** What is required **
Return, from the listing that follows, each line containing the word "handle".

◇ ◇ ◇ ◇

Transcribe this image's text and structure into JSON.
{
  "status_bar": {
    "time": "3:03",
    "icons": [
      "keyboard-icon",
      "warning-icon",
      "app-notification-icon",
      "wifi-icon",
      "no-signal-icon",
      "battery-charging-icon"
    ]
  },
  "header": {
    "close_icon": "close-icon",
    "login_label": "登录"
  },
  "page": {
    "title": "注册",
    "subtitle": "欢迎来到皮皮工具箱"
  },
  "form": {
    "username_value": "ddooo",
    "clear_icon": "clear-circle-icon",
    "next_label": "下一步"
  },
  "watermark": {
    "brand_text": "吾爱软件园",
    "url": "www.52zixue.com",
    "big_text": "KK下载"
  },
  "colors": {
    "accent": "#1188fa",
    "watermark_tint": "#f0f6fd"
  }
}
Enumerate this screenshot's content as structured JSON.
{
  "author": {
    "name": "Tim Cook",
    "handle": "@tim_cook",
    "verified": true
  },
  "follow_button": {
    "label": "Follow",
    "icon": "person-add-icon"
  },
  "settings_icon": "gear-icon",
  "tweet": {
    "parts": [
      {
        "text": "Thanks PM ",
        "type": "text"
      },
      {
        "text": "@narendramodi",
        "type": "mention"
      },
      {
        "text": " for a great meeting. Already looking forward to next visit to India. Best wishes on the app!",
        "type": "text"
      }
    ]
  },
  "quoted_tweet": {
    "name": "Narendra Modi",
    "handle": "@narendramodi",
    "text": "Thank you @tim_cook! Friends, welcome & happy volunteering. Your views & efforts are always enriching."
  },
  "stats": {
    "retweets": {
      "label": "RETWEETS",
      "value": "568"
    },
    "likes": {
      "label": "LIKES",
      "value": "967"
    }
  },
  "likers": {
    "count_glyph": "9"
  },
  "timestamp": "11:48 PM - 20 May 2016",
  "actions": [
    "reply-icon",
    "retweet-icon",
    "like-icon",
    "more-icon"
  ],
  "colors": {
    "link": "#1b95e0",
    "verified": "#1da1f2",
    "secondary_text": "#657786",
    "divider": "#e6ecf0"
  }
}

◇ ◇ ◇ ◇

** Answer below **
    "handle": "@tim_cook",
    "handle": "@narendramodi",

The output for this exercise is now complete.